From Fatal Pictures, written and directed by Richard Powell, starring: Bill Oberst Jr., Robert Nolan and Mateo D’Avino. When a father, Gordon, connects with a stranger who has similar interests online, he embarks on an ill-fated road trip with his son to indulge a secret passion.
The actors here do well to perform in such a way where you automatically know how you should feel about these characters, particularly Oberst Jr.’s Denis, every little movement and inflections of his voice, direct the audience to exactly the reaction you should have from this character. The same goes for Nolan as Gordon, which is particularly useful to give context to the story without having to actually make it too obvious with over the top dialogue or actions.
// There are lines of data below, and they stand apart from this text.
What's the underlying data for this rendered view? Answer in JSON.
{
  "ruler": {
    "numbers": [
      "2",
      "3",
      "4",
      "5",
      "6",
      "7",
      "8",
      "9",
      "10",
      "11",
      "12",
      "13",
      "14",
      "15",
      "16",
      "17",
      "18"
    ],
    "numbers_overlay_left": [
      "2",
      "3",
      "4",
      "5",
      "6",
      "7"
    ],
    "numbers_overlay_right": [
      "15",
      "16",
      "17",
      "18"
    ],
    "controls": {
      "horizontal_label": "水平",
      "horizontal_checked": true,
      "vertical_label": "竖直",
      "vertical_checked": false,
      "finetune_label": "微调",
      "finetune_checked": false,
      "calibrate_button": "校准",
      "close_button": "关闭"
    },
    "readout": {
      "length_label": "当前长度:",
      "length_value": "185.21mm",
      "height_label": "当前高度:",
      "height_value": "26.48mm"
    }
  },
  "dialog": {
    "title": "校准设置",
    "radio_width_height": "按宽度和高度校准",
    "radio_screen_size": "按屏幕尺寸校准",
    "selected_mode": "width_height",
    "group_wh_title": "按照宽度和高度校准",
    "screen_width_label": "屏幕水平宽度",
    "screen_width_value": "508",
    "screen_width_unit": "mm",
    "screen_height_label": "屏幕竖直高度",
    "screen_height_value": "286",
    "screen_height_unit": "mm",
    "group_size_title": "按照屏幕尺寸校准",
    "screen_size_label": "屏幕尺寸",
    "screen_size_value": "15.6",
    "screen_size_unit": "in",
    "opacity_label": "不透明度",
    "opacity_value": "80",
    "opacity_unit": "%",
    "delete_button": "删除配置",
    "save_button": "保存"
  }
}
Nolan particularly does well in emanating a sense of almost pity for his character, while at the same time making you unsure whether or not you trust him.
The film opens strongly and immediately grabs your attention, using its dark setting and ominous tone to peak your curiosity as to the millions of possibilities of what could be happening. Leaving so much for the audience to try and decipher for the first half of the film is definitely one way in which it succeeds, it creates an air of mystery and danger while impressively not physically having to do too much. You can also instantly feel the tension, as an audience you may not know what will happen but you know it’s not good, keeping you gripped to the screen. As the film develops it begins to evoke the classic reaction of “What the hell?”, stepping into territory which feels akin to that of classic B-movies while avoiding going into the realm of ridiculous, holding onto that curiosity and mystery. In the same sense, it also harbours an intention to make the audience uncomfortable, which is particularly effective when considering the underlying tones and themes of abuse and predators. The film does have a slight issue when beginning to reveal its plot, it comes across as one rather large leap rather than a gradual introduction which does temporarily jolt the enjoyment of the film.
Overall the film creates something interesting, it’s almost a hybrid of a dark mystery and a monster B-movie which is not an unlikely pairing and does work successfully. There’s also some wonderful production value on effects which add a great deal to the experience. In some respects it’s almost difficult to describe but it’s certainly worth watching.